Source data
== Segment start ==

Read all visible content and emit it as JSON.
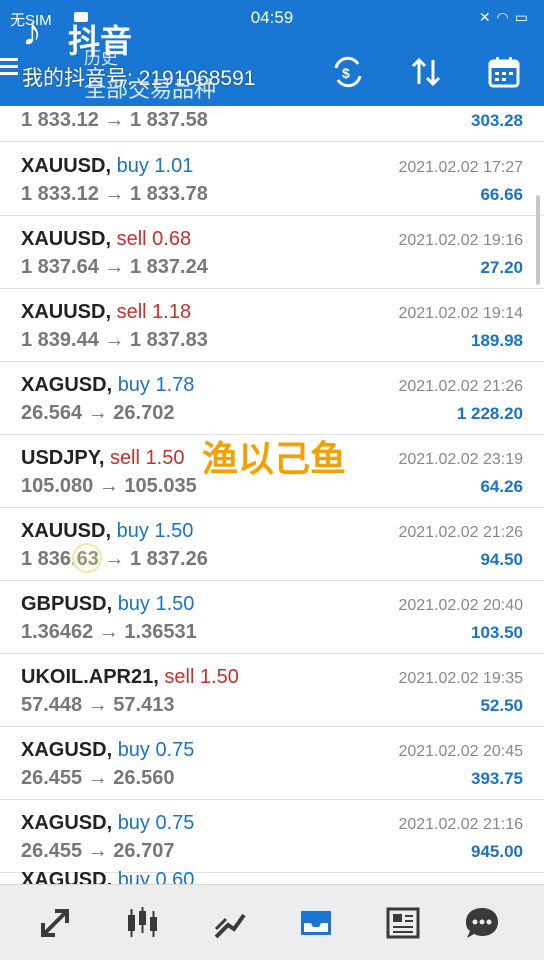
{
  "status_bar": {
    "carrier": "无SIM",
    "time": "04:59",
    "icons": [
      "camera-icon",
      "mute-icon",
      "wifi-icon",
      "battery-icon"
    ]
  },
  "overlay": {
    "app_name": "抖音",
    "account": "我的抖音号: 2191068591"
  },
  "toolbar": {
    "title": "历史",
    "subtitle": "全部交易品种",
    "actions": [
      "currency-exchange-icon",
      "sort-icon",
      "calendar-icon"
    ]
  },
  "partial_top_row": {
    "prices": "1 833.12 → 1 837.58",
    "profit": "303.28"
  },
  "trades": [
    {
      "symbol": "XAUUSD,",
      "side": "buy",
      "volume": "1.01",
      "prices": "1 833.12 → 1 833.78",
      "datetime": "2021.02.02 17:27",
      "profit": "66.66"
    },
    {
      "symbol": "XAUUSD,",
      "side": "sell",
      "volume": "0.68",
      "prices": "1 837.64 → 1 837.24",
      "datetime": "2021.02.02 19:16",
      "profit": "27.20"
    },
    {
      "symbol": "XAUUSD,",
      "side": "sell",
      "volume": "1.18",
      "prices": "1 839.44 → 1 837.83",
      "datetime": "2021.02.02 19:14",
      "profit": "189.98"
    },
    {
      "symbol": "XAGUSD,",
      "side": "buy",
      "volume": "1.78",
      "prices": "26.564 → 26.702",
      "datetime": "2021.02.02 21:26",
      "profit": "1 228.20"
    },
    {
      "symbol": "USDJPY,",
      "side": "sell",
      "volume": "1.50",
      "prices": "105.080 → 105.035",
      "datetime": "2021.02.02 23:19",
      "profit": "64.26"
    },
    {
      "symbol": "XAUUSD,",
      "side": "buy",
      "volume": "1.50",
      "prices": "1 836.63 → 1 837.26",
      "datetime": "2021.02.02 21:26",
      "profit": "94.50"
    },
    {
      "symbol": "GBPUSD,",
      "side": "buy",
      "volume": "1.50",
      "prices": "1.36462 → 1.36531",
      "datetime": "2021.02.02 20:40",
      "profit": "103.50"
    },
    {
      "symbol": "UKOIL.APR21,",
      "side": "sell",
      "volume": "1.50",
      "prices": "57.448 → 57.413",
      "datetime": "2021.02.02 19:35",
      "profit": "52.50"
    },
    {
      "symbol": "XAGUSD,",
      "side": "buy",
      "volume": "0.75",
      "prices": "26.455 → 26.560",
      "datetime": "2021.02.02 20:45",
      "profit": "393.75"
    },
    {
      "symbol": "XAGUSD,",
      "side": "buy",
      "volume": "0.75",
      "prices": "26.455 → 26.707",
      "datetime": "2021.02.02 21:16",
      "profit": "945.00"
    }
  ],
  "partial_bottom_row": {
    "symbol": "XAGUSD,",
    "side": "buy",
    "volume": "0.60"
  },
  "watermark": "渔以己鱼",
  "bottom_nav": [
    "quotes-icon",
    "chart-icon",
    "trade-icon",
    "history-icon",
    "news-icon",
    "chat-icon"
  ],
  "colors": {
    "toolbar": "#1976d2",
    "buy": "#1b73c6",
    "sell": "#c9302c",
    "active_nav": "#1976d2",
    "watermark": "#f5a000"
  }
}
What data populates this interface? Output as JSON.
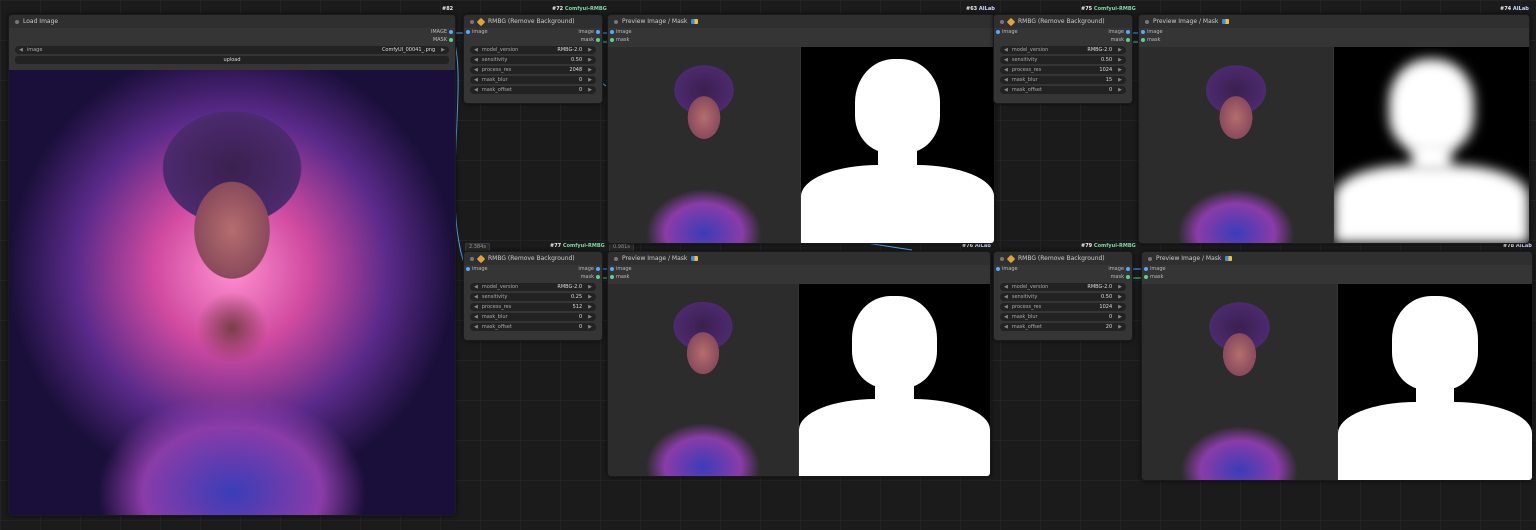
{
  "nodes": {
    "load_image": {
      "title": "Load Image",
      "id": "#82",
      "out1": "IMAGE",
      "out2": "MASK",
      "image_label": "image",
      "image_value": "ComfyUI_00041_.png",
      "upload_label": "upload"
    },
    "rmbg_72": {
      "title": "RMBG (Remove Background)",
      "id": "#72",
      "src": "Comfyui-RMBG",
      "in": "image",
      "out1": "image",
      "out2": "mask",
      "w": [
        [
          "model_version",
          "RMBG-2.0"
        ],
        [
          "sensitivity",
          "0.50"
        ],
        [
          "process_res",
          "2048"
        ],
        [
          "mask_blur",
          "0"
        ],
        [
          "mask_offset",
          "0"
        ]
      ]
    },
    "preview_63": {
      "title": "Preview Image / Mask",
      "id": "#63",
      "src": "AILab",
      "in1": "image",
      "in2": "mask"
    },
    "rmbg_75": {
      "title": "RMBG (Remove Background)",
      "id": "#75",
      "src": "Comfyui-RMBG",
      "in": "image",
      "out1": "image",
      "out2": "mask",
      "w": [
        [
          "model_version",
          "RMBG-2.0"
        ],
        [
          "sensitivity",
          "0.50"
        ],
        [
          "process_res",
          "1024"
        ],
        [
          "mask_blur",
          "15"
        ],
        [
          "mask_offset",
          "0"
        ]
      ]
    },
    "preview_74": {
      "title": "Preview Image / Mask",
      "id": "#74",
      "src": "AILab",
      "in1": "image",
      "in2": "mask"
    },
    "rmbg_77": {
      "title": "RMBG (Remove Background)",
      "id": "#77",
      "src": "Comfyui-RMBG",
      "time": "2.384s",
      "in": "image",
      "out1": "image",
      "out2": "mask",
      "w": [
        [
          "model_version",
          "RMBG-2.0"
        ],
        [
          "sensitivity",
          "0.25"
        ],
        [
          "process_res",
          "512"
        ],
        [
          "mask_blur",
          "0"
        ],
        [
          "mask_offset",
          "0"
        ]
      ]
    },
    "preview_76": {
      "title": "Preview Image / Mask",
      "id": "#76",
      "src": "AILab",
      "time": "0.981s",
      "in1": "image",
      "in2": "mask"
    },
    "rmbg_79": {
      "title": "RMBG (Remove Background)",
      "id": "#79",
      "src": "Comfyui-RMBG",
      "in": "image",
      "out1": "image",
      "out2": "mask",
      "w": [
        [
          "model_version",
          "RMBG-2.0"
        ],
        [
          "sensitivity",
          "0.50"
        ],
        [
          "process_res",
          "1024"
        ],
        [
          "mask_blur",
          "0"
        ],
        [
          "mask_offset",
          "20"
        ]
      ]
    },
    "preview_78": {
      "title": "Preview Image / Mask",
      "id": "#78",
      "src": "AILab",
      "in1": "image",
      "in2": "mask"
    }
  },
  "colors": {
    "image_port": "#57a8ff",
    "mask_port": "#5fd08a",
    "node_bg": "#353535",
    "canvas_bg": "#1b1b1b"
  }
}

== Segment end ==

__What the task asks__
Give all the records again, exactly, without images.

__Exercise answer__
Read all visible content and emit it as JSON.
{
  "status_bar": {
    "carrier": "无SIM",
    "time": "04:59",
    "icons": [
      "camera-icon",
      "mute-icon",
      "wifi-icon",
      "battery-icon"
    ]
  },
  "overlay": {
    "app_name": "抖音",
    "account": "我的抖音号: 2191068591"
  },
  "toolbar": {
    "title": "历史",
    "subtitle": "全部交易品种",
    "actions": [
      "currency-exchange-icon",
      "sort-icon",
      "calendar-icon"
    ]
  },
  "partial_top_row": {
    "prices": "1 833.12 → 1 837.58",
    "profit": "303.28"
  },
  "trades": [
    {
      "symbol": "XAUUSD,",
      "side": "buy",
      "volume": "1.01",
      "prices": "1 833.12 → 1 833.78",
      "datetime": "2021.02.02 17:27",
      "profit": "66.66"
    },
    {
      "symbol": "XAUUSD,",
      "side": "sell",
      "volume": "0.68",
      "prices": "1 837.64 → 1 837.24",
      "datetime": "2021.02.02 19:16",
      "profit": "27.20"
    },
    {
      "symbol": "XAUUSD,",
      "side": "sell",
      "volume": "1.18",
      "prices": "1 839.44 → 1 837.83",
      "datetime": "2021.02.02 19:14",
      "profit": "189.98"
    },
    {
      "symbol": "XAGUSD,",
      "side": "buy",
      "volume": "1.78",
      "prices": "26.564 → 26.702",
      "datetime": "2021.02.02 21:26",
      "profit": "1 228.20"
    },
    {
      "symbol": "USDJPY,",
      "side": "sell",
      "volume": "1.50",
      "prices": "105.080 → 105.035",
      "datetime": "2021.02.02 23:19",
      "profit": "64.26"
    },
    {
      "symbol": "XAUUSD,",
      "side": "buy",
      "volume": "1.50",
      "prices": "1 836.63 → 1 837.26",
      "datetime": "2021.02.02 21:26",
      "profit": "94.50"
    },
    {
      "symbol": "GBPUSD,",
      "side": "buy",
      "volume": "1.50",
      "prices": "1.36462 → 1.36531",
      "datetime": "2021.02.02 20:40",
      "profit": "103.50"
    },
    {
      "symbol": "UKOIL.APR21,",
      "side": "sell",
      "volume": "1.50",
      "prices": "57.448 → 57.413",
      "datetime": "2021.02.02 19:35",
      "profit": "52.50"
    },
    {
      "symbol": "XAGUSD,",
      "side": "buy",
      "volume": "0.75",
      "prices": "26.455 → 26.560",
      "datetime": "2021.02.02 20:45",
      "profit": "393.75"
    },
    {
      "symbol": "XAGUSD,",
      "side": "buy",
      "volume": "0.75",
      "prices": "26.455 → 26.707",
      "datetime": "2021.02.02 21:16",
      "profit": "945.00"
    }
  ],
  "partial_bottom_row": {
    "symbol": "XAGUSD,",
    "side": "buy",
    "volume": "0.60"
  },
  "watermark": "渔以己鱼",
  "bottom_nav": [
    "quotes-icon",
    "chart-icon",
    "trade-icon",
    "history-icon",
    "news-icon",
    "chat-icon"
  ],
  "colors": {
    "toolbar": "#1976d2",
    "buy": "#1b73c6",
    "sell": "#c9302c",
    "active_nav": "#1976d2",
    "watermark": "#f5a000"
  }
}
What data populates this interface? Output as JSON.
{
  "nodes": {
    "load_image": {
      "title": "Load Image",
      "id": "#82",
      "out1": "IMAGE",
      "out2": "MASK",
      "image_label": "image",
      "image_value": "ComfyUI_00041_.png",
      "upload_label": "upload"
    },
    "rmbg_72": {
      "title": "RMBG (Remove Background)",
      "id": "#72",
      "src": "Comfyui-RMBG",
      "in": "image",
      "out1": "image",
      "out2": "mask",
      "w": [
        [
          "model_version",
          "RMBG-2.0"
        ],
        [
          "sensitivity",
          "0.50"
        ],
        [
          "process_res",
          "2048"
        ],
        [
          "mask_blur",
          "0"
        ],
        [
          "mask_offset",
          "0"
        ]
      ]
    },
    "preview_63": {
      "title": "Preview Image / Mask",
      "id": "#63",
      "src": "AILab",
      "in1": "image",
      "in2": "mask"
    },
    "rmbg_75": {
      "title": "RMBG (Remove Background)",
      "id": "#75",
      "src": "Comfyui-RMBG",
      "in": "image",
      "out1": "image",
      "out2": "mask",
      "w": [
        [
          "model_version",
          "RMBG-2.0"
        ],
        [
          "sensitivity",
          "0.50"
        ],
        [
          "process_res",
          "1024"
        ],
        [
          "mask_blur",
          "15"
        ],
        [
          "mask_offset",
          "0"
        ]
      ]
    },
    "preview_74": {
      "title": "Preview Image / Mask",
      "id": "#74",
      "src": "AILab",
      "in1": "image",
      "in2": "mask"
    },
    "rmbg_77": {
      "title": "RMBG (Remove Background)",
      "id": "#77",
      "src": "Comfyui-RMBG",
      "time": "2.384s",
      "in": "image",
      "out1": "image",
      "out2": "mask",
      "w": [
        [
          "model_version",
          "RMBG-2.0"
        ],
        [
          "sensitivity",
          "0.25"
        ],
        [
          "process_res",
          "512"
        ],
        [
          "mask_blur",
          "0"
        ],
        [
          "mask_offset",
          "0"
        ]
      ]
    },
    "preview_76": {
      "title": "Preview Image / Mask",
      "id": "#76",
      "src": "AILab",
      "time": "0.981s",
      "in1": "image",
      "in2": "mask"
    },
    "rmbg_79": {
      "title": "RMBG (Remove Background)",
      "id": "#79",
      "src": "Comfyui-RMBG",
      "in": "image",
      "out1": "image",
      "out2": "mask",
      "w": [
        [
          "model_version",
          "RMBG-2.0"
        ],
        [
          "sensitivity",
          "0.50"
        ],
        [
          "process_res",
          "1024"
        ],
        [
          "mask_blur",
          "0"
        ],
        [
          "mask_offset",
          "20"
        ]
      ]
    },
    "preview_78": {
      "title": "Preview Image / Mask",
      "id": "#78",
      "src": "AILab",
      "in1": "image",
      "in2": "mask"
    }
  },
  "colors": {
    "image_port": "#57a8ff",
    "mask_port": "#5fd08a",
    "node_bg": "#353535",
    "canvas_bg": "#1b1b1b"
  }
}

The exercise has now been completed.